What's required is a verbatim printout of all the data.

----- Record set

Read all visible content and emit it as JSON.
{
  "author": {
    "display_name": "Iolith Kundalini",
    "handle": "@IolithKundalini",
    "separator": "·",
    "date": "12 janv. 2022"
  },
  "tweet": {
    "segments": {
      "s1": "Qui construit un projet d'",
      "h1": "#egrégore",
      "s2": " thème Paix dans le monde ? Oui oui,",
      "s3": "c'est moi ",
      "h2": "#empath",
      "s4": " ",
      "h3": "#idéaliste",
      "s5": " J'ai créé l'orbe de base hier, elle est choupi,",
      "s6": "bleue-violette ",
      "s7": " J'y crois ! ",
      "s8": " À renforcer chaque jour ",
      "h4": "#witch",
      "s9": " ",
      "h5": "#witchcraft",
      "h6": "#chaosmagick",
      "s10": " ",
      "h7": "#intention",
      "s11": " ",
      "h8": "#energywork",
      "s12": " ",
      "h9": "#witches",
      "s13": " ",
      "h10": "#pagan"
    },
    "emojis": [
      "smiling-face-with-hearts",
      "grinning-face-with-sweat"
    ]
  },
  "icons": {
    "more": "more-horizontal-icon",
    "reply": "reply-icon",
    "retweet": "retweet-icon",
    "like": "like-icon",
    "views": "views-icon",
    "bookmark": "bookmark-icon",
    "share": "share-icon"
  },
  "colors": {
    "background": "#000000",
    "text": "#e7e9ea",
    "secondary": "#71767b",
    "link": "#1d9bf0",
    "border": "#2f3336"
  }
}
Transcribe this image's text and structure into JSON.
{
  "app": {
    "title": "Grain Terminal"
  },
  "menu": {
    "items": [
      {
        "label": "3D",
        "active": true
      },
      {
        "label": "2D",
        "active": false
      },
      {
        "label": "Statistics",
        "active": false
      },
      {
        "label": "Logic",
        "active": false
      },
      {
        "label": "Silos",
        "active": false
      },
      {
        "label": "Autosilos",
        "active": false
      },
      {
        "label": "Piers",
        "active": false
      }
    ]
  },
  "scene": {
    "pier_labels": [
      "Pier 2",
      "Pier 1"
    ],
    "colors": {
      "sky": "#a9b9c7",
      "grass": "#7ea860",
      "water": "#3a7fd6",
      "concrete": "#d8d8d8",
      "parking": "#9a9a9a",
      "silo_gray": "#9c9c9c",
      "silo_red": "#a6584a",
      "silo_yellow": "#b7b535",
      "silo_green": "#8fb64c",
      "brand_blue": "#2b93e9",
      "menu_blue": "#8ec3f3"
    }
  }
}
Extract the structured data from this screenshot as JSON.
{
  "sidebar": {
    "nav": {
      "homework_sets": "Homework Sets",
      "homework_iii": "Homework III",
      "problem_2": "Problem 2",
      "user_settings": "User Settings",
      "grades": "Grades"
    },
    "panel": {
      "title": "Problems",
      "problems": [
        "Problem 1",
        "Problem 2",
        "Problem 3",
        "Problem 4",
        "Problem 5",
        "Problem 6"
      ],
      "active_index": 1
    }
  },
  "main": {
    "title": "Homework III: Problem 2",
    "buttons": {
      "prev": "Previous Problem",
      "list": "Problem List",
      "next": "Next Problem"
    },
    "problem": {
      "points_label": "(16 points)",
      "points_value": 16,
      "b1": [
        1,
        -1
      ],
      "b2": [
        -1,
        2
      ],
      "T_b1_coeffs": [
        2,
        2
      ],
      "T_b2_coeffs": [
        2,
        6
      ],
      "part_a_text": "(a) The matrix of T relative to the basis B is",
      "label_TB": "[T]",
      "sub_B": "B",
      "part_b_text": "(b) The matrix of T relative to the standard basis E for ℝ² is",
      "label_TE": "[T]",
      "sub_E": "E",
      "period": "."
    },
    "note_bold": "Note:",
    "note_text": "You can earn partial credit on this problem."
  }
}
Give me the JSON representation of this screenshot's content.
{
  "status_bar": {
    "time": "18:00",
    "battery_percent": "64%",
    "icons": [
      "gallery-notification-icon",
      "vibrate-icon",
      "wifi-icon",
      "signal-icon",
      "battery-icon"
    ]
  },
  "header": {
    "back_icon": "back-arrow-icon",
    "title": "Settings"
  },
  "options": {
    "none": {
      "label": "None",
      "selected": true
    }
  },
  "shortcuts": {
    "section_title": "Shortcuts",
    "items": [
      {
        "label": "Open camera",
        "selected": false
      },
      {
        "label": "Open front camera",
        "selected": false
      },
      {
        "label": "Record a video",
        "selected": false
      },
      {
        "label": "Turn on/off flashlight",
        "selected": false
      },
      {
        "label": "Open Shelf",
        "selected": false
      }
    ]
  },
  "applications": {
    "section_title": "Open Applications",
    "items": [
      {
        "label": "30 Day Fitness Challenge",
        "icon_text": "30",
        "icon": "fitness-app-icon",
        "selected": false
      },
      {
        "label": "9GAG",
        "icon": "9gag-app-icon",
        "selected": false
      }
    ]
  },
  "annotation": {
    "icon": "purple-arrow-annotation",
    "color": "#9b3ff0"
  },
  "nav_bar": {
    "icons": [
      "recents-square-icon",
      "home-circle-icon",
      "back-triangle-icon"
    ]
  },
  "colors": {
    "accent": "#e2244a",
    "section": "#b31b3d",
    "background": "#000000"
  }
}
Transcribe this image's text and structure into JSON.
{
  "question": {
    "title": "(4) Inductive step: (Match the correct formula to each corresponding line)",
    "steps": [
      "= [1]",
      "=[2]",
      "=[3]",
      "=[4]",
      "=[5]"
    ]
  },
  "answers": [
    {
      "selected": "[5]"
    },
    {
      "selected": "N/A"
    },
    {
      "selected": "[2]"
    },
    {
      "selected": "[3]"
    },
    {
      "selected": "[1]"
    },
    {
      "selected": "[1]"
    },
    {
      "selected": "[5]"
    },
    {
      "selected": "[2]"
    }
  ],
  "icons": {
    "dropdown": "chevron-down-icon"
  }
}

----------

Answer for this exercise —
Read all visible content and emit it as JSON.
{
  "author": {
    "display_name": "Iolith Kundalini",
    "handle": "@IolithKundalini",
    "separator": "·",
    "date": "12 janv. 2022"
  },
  "tweet": {
    "segments": {
      "s1": "Qui construit un projet d'",
      "h1": "#egrégore",
      "s2": " thème Paix dans le monde ? Oui oui,",
      "s3": "c'est moi ",
      "h2": "#empath",
      "s4": " ",
      "h3": "#idéaliste",
      "s5": " J'ai créé l'orbe de base hier, elle est choupi,",
      "s6": "bleue-violette ",
      "s7": " J'y crois ! ",
      "s8": " À renforcer chaque jour ",
      "h4": "#witch",
      "s9": " ",
      "h5": "#witchcraft",
      "h6": "#chaosmagick",
      "s10": " ",
      "h7": "#intention",
      "s11": " ",
      "h8": "#energywork",
      "s12": " ",
      "h9": "#witches",
      "s13": " ",
      "h10": "#pagan"
    },
    "emojis": [
      "smiling-face-with-hearts",
      "grinning-face-with-sweat"
    ]
  },
  "icons": {
    "more": "more-horizontal-icon",
    "reply": "reply-icon",
    "retweet": "retweet-icon",
    "like": "like-icon",
    "views": "views-icon",
    "bookmark": "bookmark-icon",
    "share": "share-icon"
  },
  "colors": {
    "background": "#000000",
    "text": "#e7e9ea",
    "secondary": "#71767b",
    "link": "#1d9bf0",
    "border": "#2f3336"
  }
}
Transcribe this image's text and structure into JSON.
{
  "app": {
    "title": "Grain Terminal"
  },
  "menu": {
    "items": [
      {
        "label": "3D",
        "active": true
      },
      {
        "label": "2D",
        "active": false
      },
      {
        "label": "Statistics",
        "active": false
      },
      {
        "label": "Logic",
        "active": false
      },
      {
        "label": "Silos",
        "active": false
      },
      {
        "label": "Autosilos",
        "active": false
      },
      {
        "label": "Piers",
        "active": false
      }
    ]
  },
  "scene": {
    "pier_labels": [
      "Pier 2",
      "Pier 1"
    ],
    "colors": {
      "sky": "#a9b9c7",
      "grass": "#7ea860",
      "water": "#3a7fd6",
      "concrete": "#d8d8d8",
      "parking": "#9a9a9a",
      "silo_gray": "#9c9c9c",
      "silo_red": "#a6584a",
      "silo_yellow": "#b7b535",
      "silo_green": "#8fb64c",
      "brand_blue": "#2b93e9",
      "menu_blue": "#8ec3f3"
    }
  }
}
Extract the structured data from this screenshot as JSON.
{
  "sidebar": {
    "nav": {
      "homework_sets": "Homework Sets",
      "homework_iii": "Homework III",
      "problem_2": "Problem 2",
      "user_settings": "User Settings",
      "grades": "Grades"
    },
    "panel": {
      "title": "Problems",
      "problems": [
        "Problem 1",
        "Problem 2",
        "Problem 3",
        "Problem 4",
        "Problem 5",
        "Problem 6"
      ],
      "active_index": 1
    }
  },
  "main": {
    "title": "Homework III: Problem 2",
    "buttons": {
      "prev": "Previous Problem",
      "list": "Problem List",
      "next": "Next Problem"
    },
    "problem": {
      "points_label": "(16 points)",
      "points_value": 16,
      "b1": [
        1,
        -1
      ],
      "b2": [
        -1,
        2
      ],
      "T_b1_coeffs": [
        2,
        2
      ],
      "T_b2_coeffs": [
        2,
        6
      ],
      "part_a_text": "(a) The matrix of T relative to the basis B is",
      "label_TB": "[T]",
      "sub_B": "B",
      "part_b_text": "(b) The matrix of T relative to the standard basis E for ℝ² is",
      "label_TE": "[T]",
      "sub_E": "E",
      "period": "."
    },
    "note_bold": "Note:",
    "note_text": "You can earn partial credit on this problem."
  }
}
Give me the JSON representation of this screenshot's content.
{
  "status_bar": {
    "time": "18:00",
    "battery_percent": "64%",
    "icons": [
      "gallery-notification-icon",
      "vibrate-icon",
      "wifi-icon",
      "signal-icon",
      "battery-icon"
    ]
  },
  "header": {
    "back_icon": "back-arrow-icon",
    "title": "Settings"
  },
  "options": {
    "none": {
      "label": "None",
      "selected": true
    }
  },
  "shortcuts": {
    "section_title": "Shortcuts",
    "items": [
      {
        "label": "Open camera",
        "selected": false
      },
      {
        "label": "Open front camera",
        "selected": false
      },
      {
        "label": "Record a video",
        "selected": false
      },
      {
        "label": "Turn on/off flashlight",
        "selected": false
      },
      {
        "label": "Open Shelf",
        "selected": false
      }
    ]
  },
  "applications": {
    "section_title": "Open Applications",
    "items": [
      {
        "label": "30 Day Fitness Challenge",
        "icon_text": "30",
        "icon": "fitness-app-icon",
        "selected": false
      },
      {
        "label": "9GAG",
        "icon": "9gag-app-icon",
        "selected": false
      }
    ]
  },
  "annotation": {
    "icon": "purple-arrow-annotation",
    "color": "#9b3ff0"
  },
  "nav_bar": {
    "icons": [
      "recents-square-icon",
      "home-circle-icon",
      "back-triangle-icon"
    ]
  },
  "colors": {
    "accent": "#e2244a",
    "section": "#b31b3d",
    "background": "#000000"
  }
}
Transcribe this image's text and structure into JSON.
{
  "question": {
    "title": "(4) Inductive step: (Match the correct formula to each corresponding line)",
    "steps": [
      "= [1]",
      "=[2]",
      "=[3]",
      "=[4]",
      "=[5]"
    ]
  },
  "answers": [
    {
      "selected": "[5]"
    },
    {
      "selected": "N/A"
    },
    {
      "selected": "[2]"
    },
    {
      "selected": "[3]"
    },
    {
      "selected": "[1]"
    },
    {
      "selected": "[1]"
    },
    {
      "selected": "[5]"
    },
    {
      "selected": "[2]"
    }
  ],
  "icons": {
    "dropdown": "chevron-down-icon"
  }
}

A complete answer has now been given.